13In alternative analyses, we considered a more complete categorization of English ability and find results that are substantively and statistically equivalent to those presented here.
14We also considered controls for marital status (married and living with spouse=1; otherwise=0) and the presence of children. For the most part, these additional covariates have small and statistically non-significant effects on occupational risk (especially among male workers), and most importantly, do not attenuate differences between groups.
15This difference between undocumented and documented migrants in the proportion of workers concentrated in “top five” occupations is statistically significant (p=.0098).
16Occupations with the highest levels of exposure to toxic materials include mine shuttle car operators, tool and die markers, mining machine operators, and metal pourer and casters.
17As expected, jobs with the highest exposure to disease and radiation are strongly represented in the health care industry (e.g., dental hygienists, radiologic technologists, nurses) but also among transportation security screeners and cleaners, janitors, and dry-cleaning workers.
18For example, excluding language proficiency, the effect of legal status on physical strain is 20.3% higher (b = -.089) and its effect on repetitive motions is 23.5% higher (b = -.126) than effects based on models including language ability. Complete results for mediation analysis are available on request.
19Because our objective in this part of the analysis is to isolate the impact of legal status on occupational hazard, we focus only on immigrant workers. In supplemental work, we examined conditional differences on each of the measures of job hazard for both immigrant and native workers (available on request). The results from these models indicate that on most dimensions for which undocumented and documented immigrants do not significantly differ, as a group, immigrant workers differ significantly from native workers in expected directions. This is true for both male and female workers and suggests that immigrant status may trump legal status in determining some characteristics of work.
20Excluding acculturation characteristics does not alter the interpretation of the results: for both immigrant men and women, models without these terms yield estimates of experience and education that are nearly identical to those shown in Tables 6 and and77.
21In our data, physical strain, repetitive motions, and radiation/disease are negatively tied to work hours (Pearson’s r between -.05 and -.18), for both men and women.
22Additional analysis, linking occupation data from the 2010 ACS PUMS to our sample, reveals moderate and positive correlations between these factors and occupation-specific percent immigrant (Pearson’s r between .14 and .46). Occupations with high levels of physical strain include maids, packers, and dishwashers. Those with repetitive motioning include sewing machine operators, shoe shiners, refuse collectors, and construction equipment operators.

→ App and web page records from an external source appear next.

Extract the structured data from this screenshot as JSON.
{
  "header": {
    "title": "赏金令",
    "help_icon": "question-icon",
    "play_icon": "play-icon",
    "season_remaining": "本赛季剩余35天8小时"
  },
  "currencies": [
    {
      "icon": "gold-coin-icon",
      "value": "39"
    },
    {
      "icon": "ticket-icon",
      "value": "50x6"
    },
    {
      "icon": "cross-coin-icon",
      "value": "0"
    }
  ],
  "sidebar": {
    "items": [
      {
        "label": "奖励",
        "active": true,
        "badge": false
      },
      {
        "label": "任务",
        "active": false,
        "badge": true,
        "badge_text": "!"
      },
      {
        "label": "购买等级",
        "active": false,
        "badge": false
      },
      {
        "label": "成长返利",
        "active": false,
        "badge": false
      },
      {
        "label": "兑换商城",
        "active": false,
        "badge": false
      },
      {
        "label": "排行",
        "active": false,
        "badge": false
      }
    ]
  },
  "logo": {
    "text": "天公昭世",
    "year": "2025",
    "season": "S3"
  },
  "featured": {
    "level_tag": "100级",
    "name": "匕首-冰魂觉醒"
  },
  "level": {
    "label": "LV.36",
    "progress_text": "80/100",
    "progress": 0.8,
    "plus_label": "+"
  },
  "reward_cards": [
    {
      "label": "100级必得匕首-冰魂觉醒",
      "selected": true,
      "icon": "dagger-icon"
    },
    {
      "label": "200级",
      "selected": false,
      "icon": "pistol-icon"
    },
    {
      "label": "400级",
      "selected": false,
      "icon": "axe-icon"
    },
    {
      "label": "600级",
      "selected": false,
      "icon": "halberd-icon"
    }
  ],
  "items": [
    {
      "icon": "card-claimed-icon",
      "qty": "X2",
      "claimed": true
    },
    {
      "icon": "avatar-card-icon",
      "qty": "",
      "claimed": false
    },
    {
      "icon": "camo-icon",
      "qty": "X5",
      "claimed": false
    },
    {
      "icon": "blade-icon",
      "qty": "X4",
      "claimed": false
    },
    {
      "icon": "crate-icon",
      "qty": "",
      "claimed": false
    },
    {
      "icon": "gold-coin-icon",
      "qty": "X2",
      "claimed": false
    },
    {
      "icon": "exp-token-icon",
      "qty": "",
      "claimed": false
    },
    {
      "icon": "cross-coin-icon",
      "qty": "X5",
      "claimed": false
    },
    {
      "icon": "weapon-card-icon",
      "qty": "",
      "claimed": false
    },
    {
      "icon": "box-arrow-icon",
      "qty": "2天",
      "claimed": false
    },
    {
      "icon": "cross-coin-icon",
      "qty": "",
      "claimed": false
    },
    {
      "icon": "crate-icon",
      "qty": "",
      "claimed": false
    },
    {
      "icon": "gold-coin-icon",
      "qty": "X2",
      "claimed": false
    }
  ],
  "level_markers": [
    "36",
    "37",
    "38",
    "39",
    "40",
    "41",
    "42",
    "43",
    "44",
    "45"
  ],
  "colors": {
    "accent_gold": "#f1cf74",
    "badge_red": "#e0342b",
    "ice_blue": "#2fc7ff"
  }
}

Jobs with enhanced exposure to disease and radiation include dental hygienists, radiology technicians, and nurses, but also maids, home health aides, and dry-cleaning attendants.
23As shown in Appendix Table A2, wages for undocumented workers are about 10% lower than documented workers’ wages (p<.000), but they also have significantly less variability (p<.000). The same pattern holds among male and female workers.
24Supplemental models employing a Heckman correction for selection into work provide tentative evidence that differential selection into employment by legal status does not threaten the validity of the results presented here.
Matthew Hall, Department of Policy Analysis and Management and Cornell Population Center Cornell University.
Emily Greenman, Department of Sociology and Population Research Institute Penn State University.